Creating a new way of building cyber skills in our university
29 March 2023
PwC’s Dr Nia Evans has played a crucial part in developing our award- winning master’s programme in Cyber Security and Technology. She now joins the University as an Honorary Senior Lecturer.
At PwC in Wales, Cardiff University’s master’s in Cyber Security and Technology is on the agenda every week. Dr Nia Evans, one of their Cyber Experts who helped create it and now an Honorary Senior Lecturer at the School of Computer Science and Informatics, dedicates a chunk of her working week to writing, delivering and reviewing the modules to bring an ongoing industry perspective and practice to the programme.
“There is, we know, a massive skills gap across the UK, not just in Wales. We’d suggest 50 jobs for every person qualified to take them,” explains Dr Evans “At PwC we were running training in house before the master’s became available, but this programme has been a game changer and each year it’s getting even better.”
The master’s programme was launched in 2021 with the Cardiff Capital Region City Deal fully funding 45 students over three years, the first 15 graduated, the second 15 in progress and now with a further 15 invited to apply to and join the programme at the university’s state of the art teaching and research labs in the university’s £39m Abacws building. The university has been recognised as an Academic Centre of Excellence by the National Cyber Security Centre at GCHQ, and the master’s programme has already picked up the Best Academic Programme at the FinTech Awards last year.
“Dr Evans’ involvement here at the School of Computer Science brings something really special to this post-graduate course and the students on it,” explains Dr Yulia Cherdantseva, who leads the programme. “She brings an essential, invaluable industry perspective - a direct line to what’s happening on the ground - so as students transition from studying into work they are bang up to date with the most relevant information.”
Dr Nia Evans completed her doctorate in Advanced Persistent Threat Detection in Computer Network Defence and is a Senior Manager on PwC’s Ethical Hacking team, while leading cyber training in the company.
“The way Cardiff are working with industry on this programme is unusual,” she says. “There are plenty of companies who want to help support academic programmes, but a once-in-a-blue-moon visit to a university isn’t always enough in this fast-changing world. The team at Cardiff have created a more direct link between their work and industry, and I think it’s a model for the future.”
How does the course work?
The course is delivered by world-class cyber security researchers and industry practitioners and combines theory (giving students a solid understanding of underlying technologies, their weaknesses and how they can be efficiently secured) with a significant, hands-on component of practical application.
More specifically it teaches techniques such as network traffic analysis, network enumeration, port scanning, network segmentation, prevention of injection attacks, prevention of common web-app attacks (injection attacks, XSS, CSRF), secure configuration of cloud-based IT environments.
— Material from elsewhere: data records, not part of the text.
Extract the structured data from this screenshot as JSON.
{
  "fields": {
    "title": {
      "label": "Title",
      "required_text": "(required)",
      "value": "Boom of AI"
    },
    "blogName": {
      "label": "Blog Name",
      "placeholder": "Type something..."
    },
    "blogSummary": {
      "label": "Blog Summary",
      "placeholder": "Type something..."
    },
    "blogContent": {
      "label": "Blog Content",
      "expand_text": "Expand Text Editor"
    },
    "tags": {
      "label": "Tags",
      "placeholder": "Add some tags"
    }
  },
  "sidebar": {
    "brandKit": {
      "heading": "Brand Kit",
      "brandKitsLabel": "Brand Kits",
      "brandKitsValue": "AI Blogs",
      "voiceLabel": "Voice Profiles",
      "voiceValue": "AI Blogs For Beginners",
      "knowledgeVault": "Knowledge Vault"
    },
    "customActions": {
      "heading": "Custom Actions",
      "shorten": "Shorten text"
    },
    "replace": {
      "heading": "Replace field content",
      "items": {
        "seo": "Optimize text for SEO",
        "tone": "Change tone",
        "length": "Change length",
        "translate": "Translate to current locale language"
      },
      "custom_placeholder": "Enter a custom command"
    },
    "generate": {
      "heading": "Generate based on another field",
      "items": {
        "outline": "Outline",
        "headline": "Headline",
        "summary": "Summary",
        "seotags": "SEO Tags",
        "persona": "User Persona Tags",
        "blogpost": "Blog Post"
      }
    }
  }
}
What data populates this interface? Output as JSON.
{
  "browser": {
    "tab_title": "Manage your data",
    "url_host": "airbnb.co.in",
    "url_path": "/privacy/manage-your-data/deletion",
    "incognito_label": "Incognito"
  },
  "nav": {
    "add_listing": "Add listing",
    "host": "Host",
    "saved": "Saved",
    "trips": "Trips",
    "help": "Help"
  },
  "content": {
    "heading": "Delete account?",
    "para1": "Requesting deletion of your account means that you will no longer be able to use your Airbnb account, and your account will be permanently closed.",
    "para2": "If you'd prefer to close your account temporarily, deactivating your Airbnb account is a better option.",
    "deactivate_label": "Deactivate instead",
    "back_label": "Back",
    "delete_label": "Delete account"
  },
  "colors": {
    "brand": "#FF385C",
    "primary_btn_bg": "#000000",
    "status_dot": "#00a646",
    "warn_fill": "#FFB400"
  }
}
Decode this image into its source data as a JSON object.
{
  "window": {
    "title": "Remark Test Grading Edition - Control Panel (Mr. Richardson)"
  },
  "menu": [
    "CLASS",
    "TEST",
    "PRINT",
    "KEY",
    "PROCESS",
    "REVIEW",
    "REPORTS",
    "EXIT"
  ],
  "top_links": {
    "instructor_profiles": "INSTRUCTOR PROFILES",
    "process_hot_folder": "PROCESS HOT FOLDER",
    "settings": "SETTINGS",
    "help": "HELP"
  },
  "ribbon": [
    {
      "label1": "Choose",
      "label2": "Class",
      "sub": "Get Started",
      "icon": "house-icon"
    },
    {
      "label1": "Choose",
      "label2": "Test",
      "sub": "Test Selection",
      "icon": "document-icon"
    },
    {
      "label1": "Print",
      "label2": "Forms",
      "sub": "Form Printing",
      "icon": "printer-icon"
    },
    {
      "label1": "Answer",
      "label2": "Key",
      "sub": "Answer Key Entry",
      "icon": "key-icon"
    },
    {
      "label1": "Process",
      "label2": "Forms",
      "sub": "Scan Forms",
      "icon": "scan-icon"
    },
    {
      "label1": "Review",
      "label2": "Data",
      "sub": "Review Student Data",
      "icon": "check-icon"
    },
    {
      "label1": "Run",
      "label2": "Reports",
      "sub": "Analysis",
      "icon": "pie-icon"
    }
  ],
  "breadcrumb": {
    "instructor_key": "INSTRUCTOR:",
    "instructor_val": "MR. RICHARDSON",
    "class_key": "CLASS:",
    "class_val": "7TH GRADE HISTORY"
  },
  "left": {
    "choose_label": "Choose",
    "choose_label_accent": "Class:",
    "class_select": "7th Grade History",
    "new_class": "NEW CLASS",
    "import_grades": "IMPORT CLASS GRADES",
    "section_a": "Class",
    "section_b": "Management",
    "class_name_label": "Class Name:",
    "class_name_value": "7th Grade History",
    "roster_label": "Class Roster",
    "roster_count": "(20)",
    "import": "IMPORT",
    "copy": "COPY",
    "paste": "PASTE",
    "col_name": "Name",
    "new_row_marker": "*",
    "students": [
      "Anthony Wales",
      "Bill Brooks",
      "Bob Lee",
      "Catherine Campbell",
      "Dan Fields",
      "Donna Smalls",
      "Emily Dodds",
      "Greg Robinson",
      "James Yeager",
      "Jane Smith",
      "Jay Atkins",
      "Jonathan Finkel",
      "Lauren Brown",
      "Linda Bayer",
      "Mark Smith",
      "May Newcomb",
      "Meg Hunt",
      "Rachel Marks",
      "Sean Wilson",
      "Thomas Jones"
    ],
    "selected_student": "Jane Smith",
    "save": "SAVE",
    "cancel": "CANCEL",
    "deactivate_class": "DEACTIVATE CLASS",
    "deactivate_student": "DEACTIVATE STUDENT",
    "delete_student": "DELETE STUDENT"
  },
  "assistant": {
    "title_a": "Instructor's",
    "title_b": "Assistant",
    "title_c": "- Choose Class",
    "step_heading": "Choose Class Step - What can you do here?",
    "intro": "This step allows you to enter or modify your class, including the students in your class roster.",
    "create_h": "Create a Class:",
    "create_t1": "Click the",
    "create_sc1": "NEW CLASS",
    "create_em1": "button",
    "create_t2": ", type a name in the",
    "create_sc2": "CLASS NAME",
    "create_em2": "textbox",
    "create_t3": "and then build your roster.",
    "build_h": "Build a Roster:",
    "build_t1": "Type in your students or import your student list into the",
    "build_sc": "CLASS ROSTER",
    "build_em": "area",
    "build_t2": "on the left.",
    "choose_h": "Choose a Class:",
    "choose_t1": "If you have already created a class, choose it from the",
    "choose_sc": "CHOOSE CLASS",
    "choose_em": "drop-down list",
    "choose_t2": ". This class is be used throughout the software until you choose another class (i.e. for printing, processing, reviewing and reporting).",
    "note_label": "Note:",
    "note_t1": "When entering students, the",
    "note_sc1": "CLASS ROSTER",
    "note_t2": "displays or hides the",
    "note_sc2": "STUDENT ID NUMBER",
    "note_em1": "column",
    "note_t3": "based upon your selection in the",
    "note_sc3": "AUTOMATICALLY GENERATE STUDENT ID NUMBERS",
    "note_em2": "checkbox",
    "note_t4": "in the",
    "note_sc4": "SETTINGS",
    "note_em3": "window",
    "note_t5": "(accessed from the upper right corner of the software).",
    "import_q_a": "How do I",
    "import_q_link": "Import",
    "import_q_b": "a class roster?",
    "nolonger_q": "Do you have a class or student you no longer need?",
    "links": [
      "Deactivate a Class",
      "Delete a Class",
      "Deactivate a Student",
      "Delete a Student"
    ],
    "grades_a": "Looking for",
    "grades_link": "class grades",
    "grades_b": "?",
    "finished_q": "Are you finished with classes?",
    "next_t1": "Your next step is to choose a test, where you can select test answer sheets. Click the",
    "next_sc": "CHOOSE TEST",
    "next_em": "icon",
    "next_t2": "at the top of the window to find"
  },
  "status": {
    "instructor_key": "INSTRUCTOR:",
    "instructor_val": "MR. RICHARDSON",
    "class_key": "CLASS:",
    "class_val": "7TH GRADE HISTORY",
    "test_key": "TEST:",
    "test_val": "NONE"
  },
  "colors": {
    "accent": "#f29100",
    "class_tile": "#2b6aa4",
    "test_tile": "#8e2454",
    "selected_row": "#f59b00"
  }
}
The students learn to perform digital and network forensic investigations and analysis using modern forensics tools and software packages. And, of course, it underlines the human-factors affecting cyber security, privacy issues, cyber security legislation and regulations.
What do the students gain?
“I’d specialised in Cyber while I was studying Computer Science at the School,” says Ellis Doran. “This course allowed me to dig deeper. For example, I was exploring potential security weaknesses in Smart Plugs. It was a fantastic course and has led me into a PhD at the School looking at automated defence systems for operational technology.”
For Esther Pearson the master’s led her into a cyber-focused graduate engineering role at Airbus in Newport. “The course is challenging, but it wasn’t long before I was hooked,” says Esther. “It was a light bulb moment. I could hardly believe this was something I could do every day of my life. While I’d covered cybersecurity as an undergraduate, the detail on the master’s programme, combining theoretical knowledge with practical skills in subjects like forensics and malware and cryptography, was something else. You have a chance to do research in collaboration with industry partners and a university supervisor – and there are internationally recognised cyber security researchers based in the School. It led me to a fabulous job in a place I love to work.”
“This programme is addressing a skills shortage and will foster the growth of the emerging cyber security cluster in this region by developing and retaining the finest cyber security talent in Wales,” adds Dr Cherdantseva.
“Businesses across the UK are waking up to the threat and the need to build their resilience,” she says. “The experts who are already coming out of this programme will play an important role in making that happen, and act as a catalyst for new cyber security companies emerging in or relocating into Wales.”
If you’d like to find out more about the final fully funded places on this course and have a 2:1 (or above) in Computer Science or related discipline, contact Dr Cherdantseva at Cherdantsevayv@cardiff.ac.uk.